I was made to feel afraid of my streets, of my hometown, of my own body and femininity all my life. Growing up I did not even question that I should never walk alone, or late, or wearing anything other than sweatpants and a hoodie. I was made to feel the need to dress as close as possible to a man, because showing I was a girl was showing that I was weak, that I could be fooled or tricked or attacked, that they had nothing to be afraid of in me, and that I was “open” to harrassment. I was taught that walking alone in my city, as a woman, was letting guys do whatever they wanted, basically. I grew up fearful of getting in a guy’s way, provoking him, making him get out of the car from where he was honking and actually doing something. THAT IS WHAT STREET HARASSMENT IS.
Street harassment is a way of policing our bodies and our sexuality, the times of the day that we go out, how unsupervised we are, policing that we are not wondering about (vagrancy laws working against street sex workers, anyone?) and when & where we go, what we do. It is literally making sure we are never left unsupervised, but “for our own good”. It is making sure we stay home. And we might not all conciously put it or do it that way, but it is what it effectively does to women. If we are walking around alone at night, we must be bad girls, we must be up to no good. So we get what we deserve: paranoia, harassment, or who knows what else. If we want to not be subject to those things, or the shame of being called a promiscuous or “bad” woman, we better stay home, we better walk with a man on our side. We better not be seen where we shouldn’t be.
I refuse to accept this. We are entitled to our streets, we are entitled to our bodies, we are entitled to our self-confidence, to wearing what we like, when we like, where we like. We are entitled to the same safe environment as any man in the world. We are entitled to stop restraining our sexuality for the sake of men who cannot keep their mouth shut. We are entitled to not be judged, shamed. We are entitled to decide what our bodies, our clothes, our time, says about us, and not having men decide that for us.
Join Hollaback! To end street harassment. We all can do this together.
– Intervene when someone is doing the cat-calling. Man up and tell them what they did is not okay and why.
– Calmly approach them and tell them why this hurt you. This takes a lot of courage, but try to do it (when and where you feel safe doing so, of course!)
– Take pictures of the agressors and post them in the street: “Disrespected women while at work” “Beware of this car, they will disrespect you”.

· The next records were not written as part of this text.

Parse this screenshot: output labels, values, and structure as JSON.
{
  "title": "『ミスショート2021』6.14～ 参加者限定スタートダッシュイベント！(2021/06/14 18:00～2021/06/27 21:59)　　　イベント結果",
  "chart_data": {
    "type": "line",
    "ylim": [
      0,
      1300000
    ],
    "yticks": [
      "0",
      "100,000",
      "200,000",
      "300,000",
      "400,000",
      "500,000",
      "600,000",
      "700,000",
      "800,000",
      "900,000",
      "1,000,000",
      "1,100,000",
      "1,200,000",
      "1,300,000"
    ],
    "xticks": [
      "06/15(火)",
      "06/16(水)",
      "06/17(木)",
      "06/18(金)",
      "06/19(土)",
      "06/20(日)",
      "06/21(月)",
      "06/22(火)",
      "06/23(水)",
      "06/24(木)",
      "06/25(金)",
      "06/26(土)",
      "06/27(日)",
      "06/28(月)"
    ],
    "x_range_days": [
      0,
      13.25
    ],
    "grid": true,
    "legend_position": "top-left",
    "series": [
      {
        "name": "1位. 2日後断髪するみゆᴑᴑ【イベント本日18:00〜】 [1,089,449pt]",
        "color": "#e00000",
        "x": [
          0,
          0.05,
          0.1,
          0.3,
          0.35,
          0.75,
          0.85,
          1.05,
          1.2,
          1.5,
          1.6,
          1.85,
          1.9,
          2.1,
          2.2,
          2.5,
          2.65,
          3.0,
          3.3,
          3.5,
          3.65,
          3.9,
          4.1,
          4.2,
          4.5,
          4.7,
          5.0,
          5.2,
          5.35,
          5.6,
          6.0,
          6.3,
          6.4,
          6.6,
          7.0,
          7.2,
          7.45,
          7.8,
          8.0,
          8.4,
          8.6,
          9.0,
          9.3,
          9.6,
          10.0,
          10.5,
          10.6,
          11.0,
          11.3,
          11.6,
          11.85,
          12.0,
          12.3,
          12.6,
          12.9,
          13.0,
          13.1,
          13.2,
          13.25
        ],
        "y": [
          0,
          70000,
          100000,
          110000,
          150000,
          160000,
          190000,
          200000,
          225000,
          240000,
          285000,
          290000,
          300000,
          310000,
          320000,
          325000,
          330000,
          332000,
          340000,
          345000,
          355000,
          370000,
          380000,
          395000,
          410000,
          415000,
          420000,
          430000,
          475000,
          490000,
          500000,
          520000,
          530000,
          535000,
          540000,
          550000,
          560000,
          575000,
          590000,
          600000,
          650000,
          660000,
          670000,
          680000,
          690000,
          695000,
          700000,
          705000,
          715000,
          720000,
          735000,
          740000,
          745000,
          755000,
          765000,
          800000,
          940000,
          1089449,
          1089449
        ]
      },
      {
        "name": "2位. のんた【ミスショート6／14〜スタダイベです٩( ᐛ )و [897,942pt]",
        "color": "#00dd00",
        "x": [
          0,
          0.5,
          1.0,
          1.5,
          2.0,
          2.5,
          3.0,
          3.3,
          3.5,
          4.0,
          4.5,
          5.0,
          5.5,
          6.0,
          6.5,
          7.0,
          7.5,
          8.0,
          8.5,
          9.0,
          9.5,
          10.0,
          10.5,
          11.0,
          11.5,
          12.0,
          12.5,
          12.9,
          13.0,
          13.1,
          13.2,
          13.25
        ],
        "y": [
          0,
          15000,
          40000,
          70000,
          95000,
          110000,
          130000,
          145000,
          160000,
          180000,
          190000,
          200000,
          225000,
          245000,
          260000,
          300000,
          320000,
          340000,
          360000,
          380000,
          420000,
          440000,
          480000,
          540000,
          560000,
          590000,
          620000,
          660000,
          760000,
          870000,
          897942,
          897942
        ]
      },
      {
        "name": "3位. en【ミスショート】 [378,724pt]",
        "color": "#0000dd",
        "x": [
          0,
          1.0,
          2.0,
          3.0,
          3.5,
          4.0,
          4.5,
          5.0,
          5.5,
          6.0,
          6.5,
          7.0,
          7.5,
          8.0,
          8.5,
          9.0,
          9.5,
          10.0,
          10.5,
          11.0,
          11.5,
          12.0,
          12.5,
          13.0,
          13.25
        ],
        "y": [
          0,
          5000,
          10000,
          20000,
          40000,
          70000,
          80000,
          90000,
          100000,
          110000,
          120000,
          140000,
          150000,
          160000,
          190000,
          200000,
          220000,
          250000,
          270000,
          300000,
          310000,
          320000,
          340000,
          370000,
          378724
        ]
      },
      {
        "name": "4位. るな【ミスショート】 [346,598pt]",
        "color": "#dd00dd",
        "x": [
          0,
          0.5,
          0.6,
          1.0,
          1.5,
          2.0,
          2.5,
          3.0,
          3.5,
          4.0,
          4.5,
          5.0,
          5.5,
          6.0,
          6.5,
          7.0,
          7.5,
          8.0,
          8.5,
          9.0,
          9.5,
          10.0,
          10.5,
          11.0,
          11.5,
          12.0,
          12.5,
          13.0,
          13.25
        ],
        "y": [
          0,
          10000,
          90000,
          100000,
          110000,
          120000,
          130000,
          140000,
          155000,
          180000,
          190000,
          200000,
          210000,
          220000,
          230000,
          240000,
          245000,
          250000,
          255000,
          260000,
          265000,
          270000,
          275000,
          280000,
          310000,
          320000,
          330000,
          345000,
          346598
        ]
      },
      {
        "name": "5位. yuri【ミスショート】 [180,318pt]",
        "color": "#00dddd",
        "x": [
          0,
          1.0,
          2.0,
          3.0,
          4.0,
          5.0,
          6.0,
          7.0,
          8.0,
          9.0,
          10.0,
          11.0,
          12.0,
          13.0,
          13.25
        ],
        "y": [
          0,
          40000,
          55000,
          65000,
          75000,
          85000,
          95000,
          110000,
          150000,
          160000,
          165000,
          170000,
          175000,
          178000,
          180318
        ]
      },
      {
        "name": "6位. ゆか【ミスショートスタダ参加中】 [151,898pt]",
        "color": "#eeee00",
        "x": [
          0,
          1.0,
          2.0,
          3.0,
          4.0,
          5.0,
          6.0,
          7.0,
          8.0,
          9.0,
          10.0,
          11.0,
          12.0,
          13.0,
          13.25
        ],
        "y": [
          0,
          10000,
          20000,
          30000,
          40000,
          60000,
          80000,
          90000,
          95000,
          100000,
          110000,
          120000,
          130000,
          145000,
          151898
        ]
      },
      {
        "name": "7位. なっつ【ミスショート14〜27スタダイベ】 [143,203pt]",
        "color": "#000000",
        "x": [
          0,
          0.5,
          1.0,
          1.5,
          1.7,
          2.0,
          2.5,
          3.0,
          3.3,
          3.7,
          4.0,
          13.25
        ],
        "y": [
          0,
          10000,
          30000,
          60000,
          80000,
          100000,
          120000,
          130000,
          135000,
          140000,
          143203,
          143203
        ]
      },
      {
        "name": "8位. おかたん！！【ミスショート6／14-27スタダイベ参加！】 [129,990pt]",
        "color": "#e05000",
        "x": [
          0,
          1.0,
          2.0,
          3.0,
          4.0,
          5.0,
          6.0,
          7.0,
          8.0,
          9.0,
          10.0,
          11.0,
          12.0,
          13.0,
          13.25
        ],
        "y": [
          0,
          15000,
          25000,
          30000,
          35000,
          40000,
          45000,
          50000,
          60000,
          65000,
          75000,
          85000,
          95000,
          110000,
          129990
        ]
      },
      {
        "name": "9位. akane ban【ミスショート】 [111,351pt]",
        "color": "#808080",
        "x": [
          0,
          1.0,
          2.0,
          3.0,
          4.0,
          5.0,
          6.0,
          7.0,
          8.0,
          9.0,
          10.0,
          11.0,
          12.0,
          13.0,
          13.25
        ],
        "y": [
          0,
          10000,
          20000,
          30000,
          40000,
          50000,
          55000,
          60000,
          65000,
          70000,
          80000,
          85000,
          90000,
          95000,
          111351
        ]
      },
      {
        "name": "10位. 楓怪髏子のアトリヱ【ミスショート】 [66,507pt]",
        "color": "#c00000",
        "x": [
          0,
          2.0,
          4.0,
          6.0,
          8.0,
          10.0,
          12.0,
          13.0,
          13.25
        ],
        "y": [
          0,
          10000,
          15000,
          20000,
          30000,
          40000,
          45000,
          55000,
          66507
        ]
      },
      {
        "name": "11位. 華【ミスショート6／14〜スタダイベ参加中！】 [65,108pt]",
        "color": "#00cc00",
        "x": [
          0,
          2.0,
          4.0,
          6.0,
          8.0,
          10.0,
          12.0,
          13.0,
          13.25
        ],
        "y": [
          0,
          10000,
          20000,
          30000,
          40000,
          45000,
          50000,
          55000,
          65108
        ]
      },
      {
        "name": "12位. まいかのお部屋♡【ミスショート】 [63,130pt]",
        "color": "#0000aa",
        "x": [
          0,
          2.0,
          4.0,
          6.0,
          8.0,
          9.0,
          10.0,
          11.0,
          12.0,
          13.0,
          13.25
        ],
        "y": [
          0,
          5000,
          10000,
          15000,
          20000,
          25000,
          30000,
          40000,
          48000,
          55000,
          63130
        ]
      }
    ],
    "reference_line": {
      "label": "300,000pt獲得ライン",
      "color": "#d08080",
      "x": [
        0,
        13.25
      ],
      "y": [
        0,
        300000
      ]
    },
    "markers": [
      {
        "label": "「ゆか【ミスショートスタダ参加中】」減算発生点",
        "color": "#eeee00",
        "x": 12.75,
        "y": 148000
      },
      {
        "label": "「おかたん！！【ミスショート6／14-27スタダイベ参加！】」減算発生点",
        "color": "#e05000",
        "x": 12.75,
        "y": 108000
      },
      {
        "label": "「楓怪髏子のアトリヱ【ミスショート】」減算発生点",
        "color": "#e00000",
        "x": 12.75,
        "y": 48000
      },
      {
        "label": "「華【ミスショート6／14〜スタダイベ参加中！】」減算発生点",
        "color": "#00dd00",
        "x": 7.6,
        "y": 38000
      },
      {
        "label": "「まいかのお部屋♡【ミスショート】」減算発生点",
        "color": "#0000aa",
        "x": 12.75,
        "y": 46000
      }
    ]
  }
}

– Talk to the victims on the street. Make them feel safe and accompany them when possible.
– Tell your story and read the stories in Hollaback.